Emerging research suggests newly identified blood markers can predict the risk for future dementia. Investigators believe the biomarkers will help to detect individuals who are at the highest risk of dementia, moving beyond current methods that rely on discovery of beta-amyloid plaques in the brain.
In the study, investigators at University of Texas Health San Antonio analyzed small molecules (called metabolites) in blood samples drawn from 22,623 individuals, including 995 who went on to develop dementia.
The participants were enrolled in eight research cohorts in five countries.
Researchers found that higher blood concentrations of molecules called branched-chain amino acids were associated with lower risk of future dementia.
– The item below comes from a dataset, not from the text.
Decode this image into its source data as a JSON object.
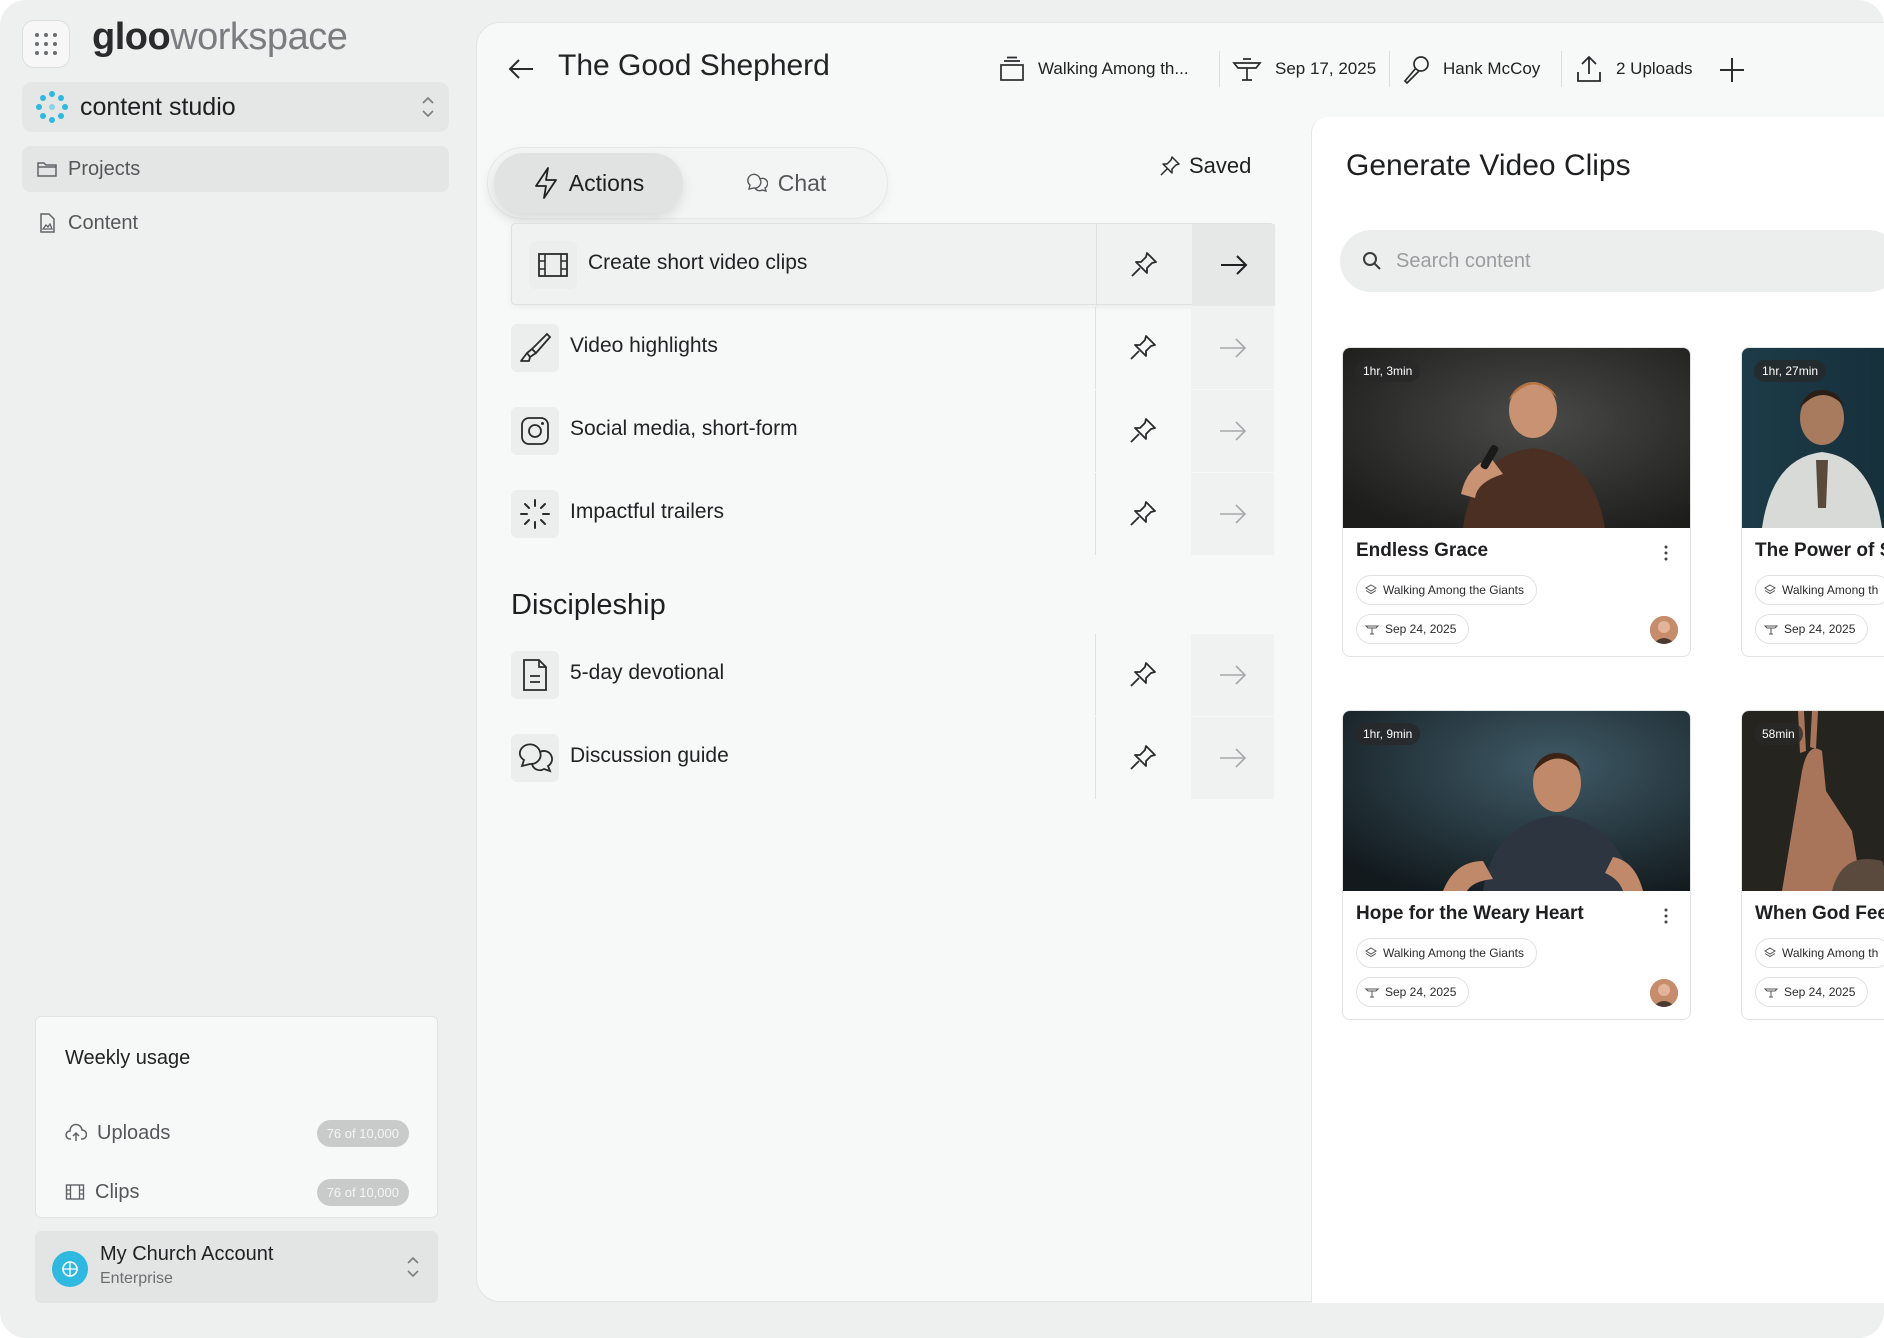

Another molecule, creatinine, and two very low-density lipoprotein (VLDL)-specific lipoprotein lipid subclasses also were associated with lower risk of dementia.
One high-density lipoprotein (HDL) and one VLDL lipoprotein subclass were associated with increased dementia risk.
Sudha Seshadri, M.D., is the co-leader and senior author on the research which appears in Alzheimer’s & Dementia: The Journal of the Alzheimer’s Association. The findings are important as dementia is a rising tidal wave of devastation for families and society with age being the biggest risk factor.
Alzheimer’s disease, which is the leading cause of dementia, is the sixth-leading cause of death in the United States, and more than five million Americans are currently living with Alzheimer’s — a figure expected to triple by 2050.
The research findings will broaden the search for drug targets in dementia caused by Alzheimer’s disease, vascular disease, and other subtypes, said Dr. Seshadri.
“It is now recognized that we need to look beyond the traditionally studied amyloid and tau pathways and understand the entire spectrum of pathology involved in persons who present with symptoms of Alzheimer’s disease and other dementias,” explains Seshadri.
“It is exciting to find new biomarkers that can help us identify persons who are at the highest risk of dementia.”
In the future, researchers may investigate the feasibility of developing a diagnostic exam, such as a blood test, to assess each patient’s molecular signature of dementia risk. The signature could include blood concentration of branched-chain amino acids.
Branched-chain amino acids are nutrients that the body obtains from proteins in foods such as meat and legumes. These amino acids include leucine, isoleucine and valine.
The altered metabolite signatures were observed years before the diagnosis of dementia when those study participants were healthy, Dr. Seshadri said. Therefore, if a test were to become available, therapy could be initiated earlier.
The study evaluated persons of European ancestry and was carried out in collaboration with researchers in Finland, the Netherlands, the United Kingdom, and Estonia. Seshadri is eager to replicate it in South Texas so as to evaluate diverse racial and ethnic groups.
Investigators see a potential linkage as valine is a amino acid which has previously been shown to be involved in determining the risk of diabetes. Diabetes is a large concern among the Hispanic population living in South Texas, says Seshadri.
“Now it is shown to be associated with the risk of Alzheimer’s dementia. We want to investigate for any connections.”
Metabolites are influenced by genetic and environmental factors, and their levels can be modified through dietary and pharmacological interventions. “I hope that people reading about this study will understand that they can take ownership of their health,” Dr. Seshadri said.
“The lifestyle decisions they make, such as adopting a Mediterranean or other healthful diet, can affect these metabolites in ways we do not fully understand.”
Moreover, further studies can clarify whether the branched-chain amino acids and other molecules play a causal role in the dementia disease process or are merely early markers of the disease, explains Seshadri.